# Exercise brief
Go through the records underneath and count the lines that include the string "Участники". Give nothing but the number.

-------------------------

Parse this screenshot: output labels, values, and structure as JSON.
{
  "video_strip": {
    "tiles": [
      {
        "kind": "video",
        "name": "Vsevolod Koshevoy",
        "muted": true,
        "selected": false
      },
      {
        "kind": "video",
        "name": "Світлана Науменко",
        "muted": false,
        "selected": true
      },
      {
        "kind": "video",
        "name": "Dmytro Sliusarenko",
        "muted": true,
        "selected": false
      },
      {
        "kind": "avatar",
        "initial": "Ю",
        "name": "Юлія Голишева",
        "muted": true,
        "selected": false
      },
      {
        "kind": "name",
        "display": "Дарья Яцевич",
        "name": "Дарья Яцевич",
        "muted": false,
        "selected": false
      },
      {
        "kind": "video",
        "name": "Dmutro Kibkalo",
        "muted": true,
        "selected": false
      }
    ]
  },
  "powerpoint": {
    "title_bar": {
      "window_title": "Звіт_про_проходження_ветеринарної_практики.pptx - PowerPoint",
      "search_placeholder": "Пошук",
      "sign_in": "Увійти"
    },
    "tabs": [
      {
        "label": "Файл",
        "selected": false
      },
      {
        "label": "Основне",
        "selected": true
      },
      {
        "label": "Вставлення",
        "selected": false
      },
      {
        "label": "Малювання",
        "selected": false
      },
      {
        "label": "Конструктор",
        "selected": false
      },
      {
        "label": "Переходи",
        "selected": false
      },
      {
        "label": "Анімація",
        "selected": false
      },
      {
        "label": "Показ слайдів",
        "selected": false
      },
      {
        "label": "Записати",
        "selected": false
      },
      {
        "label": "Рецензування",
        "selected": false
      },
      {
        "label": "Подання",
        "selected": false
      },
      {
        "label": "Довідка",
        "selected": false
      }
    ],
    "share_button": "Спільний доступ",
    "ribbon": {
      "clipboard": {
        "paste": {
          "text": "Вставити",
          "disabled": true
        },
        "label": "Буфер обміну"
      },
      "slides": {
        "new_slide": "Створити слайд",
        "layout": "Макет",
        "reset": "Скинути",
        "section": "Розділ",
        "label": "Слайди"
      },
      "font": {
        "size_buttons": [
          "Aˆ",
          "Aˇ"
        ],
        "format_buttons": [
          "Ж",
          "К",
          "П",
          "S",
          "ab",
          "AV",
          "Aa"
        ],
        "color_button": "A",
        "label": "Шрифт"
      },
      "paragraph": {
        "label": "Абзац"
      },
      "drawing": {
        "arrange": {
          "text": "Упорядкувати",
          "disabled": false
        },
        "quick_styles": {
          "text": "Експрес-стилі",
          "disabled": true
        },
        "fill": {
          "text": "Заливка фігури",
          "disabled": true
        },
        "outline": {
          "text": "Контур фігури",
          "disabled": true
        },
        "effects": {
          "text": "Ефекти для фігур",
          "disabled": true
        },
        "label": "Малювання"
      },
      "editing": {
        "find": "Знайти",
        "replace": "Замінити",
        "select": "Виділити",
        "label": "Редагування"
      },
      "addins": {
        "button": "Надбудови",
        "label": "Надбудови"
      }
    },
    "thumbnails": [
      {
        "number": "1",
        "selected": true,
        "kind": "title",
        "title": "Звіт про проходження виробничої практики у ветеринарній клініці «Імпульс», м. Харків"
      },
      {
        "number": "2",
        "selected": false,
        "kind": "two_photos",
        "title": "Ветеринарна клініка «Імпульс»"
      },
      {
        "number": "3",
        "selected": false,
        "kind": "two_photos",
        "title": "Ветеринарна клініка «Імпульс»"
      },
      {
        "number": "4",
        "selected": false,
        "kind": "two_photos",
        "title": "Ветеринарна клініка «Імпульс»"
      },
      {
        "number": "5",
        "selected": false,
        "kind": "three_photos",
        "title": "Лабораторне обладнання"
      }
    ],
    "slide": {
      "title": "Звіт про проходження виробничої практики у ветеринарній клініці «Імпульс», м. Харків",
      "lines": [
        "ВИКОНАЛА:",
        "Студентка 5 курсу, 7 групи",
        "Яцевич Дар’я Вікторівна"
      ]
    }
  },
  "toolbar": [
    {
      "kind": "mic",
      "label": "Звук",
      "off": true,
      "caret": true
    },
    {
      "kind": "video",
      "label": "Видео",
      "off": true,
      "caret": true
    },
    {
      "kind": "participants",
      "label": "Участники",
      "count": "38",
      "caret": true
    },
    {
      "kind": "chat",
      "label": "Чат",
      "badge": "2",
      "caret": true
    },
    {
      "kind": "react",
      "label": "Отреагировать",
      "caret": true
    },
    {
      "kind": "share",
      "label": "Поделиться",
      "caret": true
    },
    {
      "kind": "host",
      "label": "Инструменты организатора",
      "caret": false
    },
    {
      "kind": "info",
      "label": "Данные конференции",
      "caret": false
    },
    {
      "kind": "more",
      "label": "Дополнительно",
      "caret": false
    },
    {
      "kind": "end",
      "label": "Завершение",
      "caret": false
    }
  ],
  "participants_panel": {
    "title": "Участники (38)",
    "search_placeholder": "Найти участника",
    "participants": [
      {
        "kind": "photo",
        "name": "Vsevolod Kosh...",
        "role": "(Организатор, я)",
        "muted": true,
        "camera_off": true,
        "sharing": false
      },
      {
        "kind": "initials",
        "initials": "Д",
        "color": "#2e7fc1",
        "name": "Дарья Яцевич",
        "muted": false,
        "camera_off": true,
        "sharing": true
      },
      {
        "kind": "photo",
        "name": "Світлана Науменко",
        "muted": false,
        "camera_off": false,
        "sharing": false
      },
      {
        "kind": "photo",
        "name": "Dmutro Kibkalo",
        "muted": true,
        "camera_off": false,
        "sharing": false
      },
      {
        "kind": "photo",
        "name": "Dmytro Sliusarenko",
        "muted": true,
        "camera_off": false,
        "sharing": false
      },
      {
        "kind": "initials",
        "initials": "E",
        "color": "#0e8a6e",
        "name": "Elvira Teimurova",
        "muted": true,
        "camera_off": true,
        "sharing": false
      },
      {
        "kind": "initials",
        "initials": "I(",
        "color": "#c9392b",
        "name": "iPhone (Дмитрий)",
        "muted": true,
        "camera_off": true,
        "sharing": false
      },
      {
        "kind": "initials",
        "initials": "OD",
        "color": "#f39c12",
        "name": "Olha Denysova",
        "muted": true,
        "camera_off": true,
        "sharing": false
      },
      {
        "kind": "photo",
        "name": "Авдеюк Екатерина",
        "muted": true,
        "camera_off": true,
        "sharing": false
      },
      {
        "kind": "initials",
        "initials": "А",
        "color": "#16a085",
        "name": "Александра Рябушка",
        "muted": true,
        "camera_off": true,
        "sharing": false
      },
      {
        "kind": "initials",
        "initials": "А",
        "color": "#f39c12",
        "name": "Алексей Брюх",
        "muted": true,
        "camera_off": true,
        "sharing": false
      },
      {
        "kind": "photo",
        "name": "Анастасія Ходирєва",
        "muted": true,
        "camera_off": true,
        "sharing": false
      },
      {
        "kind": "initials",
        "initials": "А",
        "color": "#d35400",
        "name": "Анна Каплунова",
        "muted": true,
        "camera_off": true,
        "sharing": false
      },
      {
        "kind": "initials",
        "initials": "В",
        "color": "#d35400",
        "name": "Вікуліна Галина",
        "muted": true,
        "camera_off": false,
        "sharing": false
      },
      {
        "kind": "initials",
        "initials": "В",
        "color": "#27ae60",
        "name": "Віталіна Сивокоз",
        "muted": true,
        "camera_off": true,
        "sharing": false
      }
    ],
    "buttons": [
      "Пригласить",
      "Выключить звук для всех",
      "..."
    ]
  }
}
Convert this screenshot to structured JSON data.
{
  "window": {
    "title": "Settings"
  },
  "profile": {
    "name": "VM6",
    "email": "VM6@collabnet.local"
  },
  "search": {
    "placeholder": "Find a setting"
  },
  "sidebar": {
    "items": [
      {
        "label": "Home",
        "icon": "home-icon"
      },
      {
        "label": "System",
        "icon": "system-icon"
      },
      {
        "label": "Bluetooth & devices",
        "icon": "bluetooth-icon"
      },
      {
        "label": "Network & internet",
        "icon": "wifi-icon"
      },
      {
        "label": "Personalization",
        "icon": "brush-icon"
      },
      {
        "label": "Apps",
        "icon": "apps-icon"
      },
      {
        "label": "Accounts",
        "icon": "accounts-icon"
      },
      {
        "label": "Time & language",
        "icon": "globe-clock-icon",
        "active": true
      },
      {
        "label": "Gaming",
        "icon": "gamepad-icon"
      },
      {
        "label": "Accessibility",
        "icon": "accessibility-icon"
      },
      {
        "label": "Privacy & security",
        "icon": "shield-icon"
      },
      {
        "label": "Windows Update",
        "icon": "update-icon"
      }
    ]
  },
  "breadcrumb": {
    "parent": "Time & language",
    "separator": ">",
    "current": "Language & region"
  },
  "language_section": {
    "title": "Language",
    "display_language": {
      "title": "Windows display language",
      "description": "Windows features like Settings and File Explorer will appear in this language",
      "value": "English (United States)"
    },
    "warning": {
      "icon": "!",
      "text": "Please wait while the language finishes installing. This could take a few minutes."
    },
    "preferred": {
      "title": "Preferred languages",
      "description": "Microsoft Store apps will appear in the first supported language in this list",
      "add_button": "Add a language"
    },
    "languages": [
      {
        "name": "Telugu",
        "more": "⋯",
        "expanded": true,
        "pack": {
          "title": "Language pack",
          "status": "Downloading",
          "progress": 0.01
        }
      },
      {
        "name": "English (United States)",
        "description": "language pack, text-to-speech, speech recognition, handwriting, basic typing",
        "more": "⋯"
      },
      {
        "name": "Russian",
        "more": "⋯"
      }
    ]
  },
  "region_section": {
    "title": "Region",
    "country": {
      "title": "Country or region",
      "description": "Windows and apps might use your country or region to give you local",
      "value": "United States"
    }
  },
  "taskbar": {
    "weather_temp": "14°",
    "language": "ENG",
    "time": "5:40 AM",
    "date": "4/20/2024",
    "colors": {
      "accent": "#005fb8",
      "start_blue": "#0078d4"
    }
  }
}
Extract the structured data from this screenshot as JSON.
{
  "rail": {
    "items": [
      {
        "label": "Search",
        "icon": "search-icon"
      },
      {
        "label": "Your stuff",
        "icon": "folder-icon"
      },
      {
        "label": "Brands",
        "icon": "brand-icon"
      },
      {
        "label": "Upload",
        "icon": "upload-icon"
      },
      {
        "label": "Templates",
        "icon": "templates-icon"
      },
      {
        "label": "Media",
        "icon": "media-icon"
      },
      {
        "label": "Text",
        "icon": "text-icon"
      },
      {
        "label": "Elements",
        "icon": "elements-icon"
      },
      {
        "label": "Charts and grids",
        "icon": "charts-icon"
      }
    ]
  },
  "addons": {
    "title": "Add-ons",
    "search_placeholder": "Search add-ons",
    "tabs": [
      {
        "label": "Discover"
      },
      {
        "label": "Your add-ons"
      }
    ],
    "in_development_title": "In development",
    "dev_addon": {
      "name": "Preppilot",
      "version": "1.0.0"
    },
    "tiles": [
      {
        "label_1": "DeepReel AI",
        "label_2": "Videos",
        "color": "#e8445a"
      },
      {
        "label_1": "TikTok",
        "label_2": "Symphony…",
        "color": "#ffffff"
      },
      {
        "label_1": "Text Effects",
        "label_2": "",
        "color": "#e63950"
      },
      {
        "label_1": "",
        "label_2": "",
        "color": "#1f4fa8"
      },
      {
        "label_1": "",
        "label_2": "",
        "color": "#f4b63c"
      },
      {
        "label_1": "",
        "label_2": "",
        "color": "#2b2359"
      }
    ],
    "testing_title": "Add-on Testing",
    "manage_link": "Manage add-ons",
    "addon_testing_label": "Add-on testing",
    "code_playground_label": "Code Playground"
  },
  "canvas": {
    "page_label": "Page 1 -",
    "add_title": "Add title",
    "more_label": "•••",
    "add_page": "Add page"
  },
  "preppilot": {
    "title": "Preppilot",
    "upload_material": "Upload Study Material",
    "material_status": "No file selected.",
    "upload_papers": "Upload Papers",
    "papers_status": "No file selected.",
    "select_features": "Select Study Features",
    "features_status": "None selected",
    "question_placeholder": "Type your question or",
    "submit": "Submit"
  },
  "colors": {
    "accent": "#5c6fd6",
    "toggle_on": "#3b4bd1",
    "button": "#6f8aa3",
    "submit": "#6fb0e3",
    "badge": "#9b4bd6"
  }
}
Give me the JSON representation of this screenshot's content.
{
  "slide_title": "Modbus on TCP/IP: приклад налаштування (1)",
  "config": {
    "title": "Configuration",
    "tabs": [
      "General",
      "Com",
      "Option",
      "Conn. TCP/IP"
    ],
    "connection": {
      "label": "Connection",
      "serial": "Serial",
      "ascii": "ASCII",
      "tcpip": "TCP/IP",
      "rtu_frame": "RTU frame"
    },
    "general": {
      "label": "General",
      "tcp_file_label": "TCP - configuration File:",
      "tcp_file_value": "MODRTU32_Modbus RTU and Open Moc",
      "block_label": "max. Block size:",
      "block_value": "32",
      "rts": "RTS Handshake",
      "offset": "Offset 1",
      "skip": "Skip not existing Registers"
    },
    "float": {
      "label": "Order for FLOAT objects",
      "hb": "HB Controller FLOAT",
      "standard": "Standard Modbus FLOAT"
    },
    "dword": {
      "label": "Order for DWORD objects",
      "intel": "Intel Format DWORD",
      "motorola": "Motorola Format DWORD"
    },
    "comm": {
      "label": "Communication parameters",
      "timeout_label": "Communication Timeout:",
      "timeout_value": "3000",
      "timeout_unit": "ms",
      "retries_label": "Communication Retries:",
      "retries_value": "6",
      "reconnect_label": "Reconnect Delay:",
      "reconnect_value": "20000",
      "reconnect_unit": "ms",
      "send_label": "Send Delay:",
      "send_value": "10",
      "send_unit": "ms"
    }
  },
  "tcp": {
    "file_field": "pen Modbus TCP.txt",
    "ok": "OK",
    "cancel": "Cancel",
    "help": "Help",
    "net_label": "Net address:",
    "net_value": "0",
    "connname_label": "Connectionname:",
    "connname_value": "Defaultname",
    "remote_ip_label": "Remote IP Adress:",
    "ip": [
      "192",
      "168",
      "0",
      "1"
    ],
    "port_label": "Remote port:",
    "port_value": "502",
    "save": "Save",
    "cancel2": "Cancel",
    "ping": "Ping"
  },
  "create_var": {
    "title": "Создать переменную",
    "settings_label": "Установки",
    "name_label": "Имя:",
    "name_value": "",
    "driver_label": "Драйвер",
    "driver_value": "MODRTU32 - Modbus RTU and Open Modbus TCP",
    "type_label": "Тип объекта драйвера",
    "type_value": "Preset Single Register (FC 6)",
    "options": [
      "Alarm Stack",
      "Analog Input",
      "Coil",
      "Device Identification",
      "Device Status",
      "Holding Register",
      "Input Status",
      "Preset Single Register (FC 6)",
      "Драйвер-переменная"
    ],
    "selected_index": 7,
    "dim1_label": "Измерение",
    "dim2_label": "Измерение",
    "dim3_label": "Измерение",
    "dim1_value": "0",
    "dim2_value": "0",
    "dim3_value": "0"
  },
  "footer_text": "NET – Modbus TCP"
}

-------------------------

# Task result
2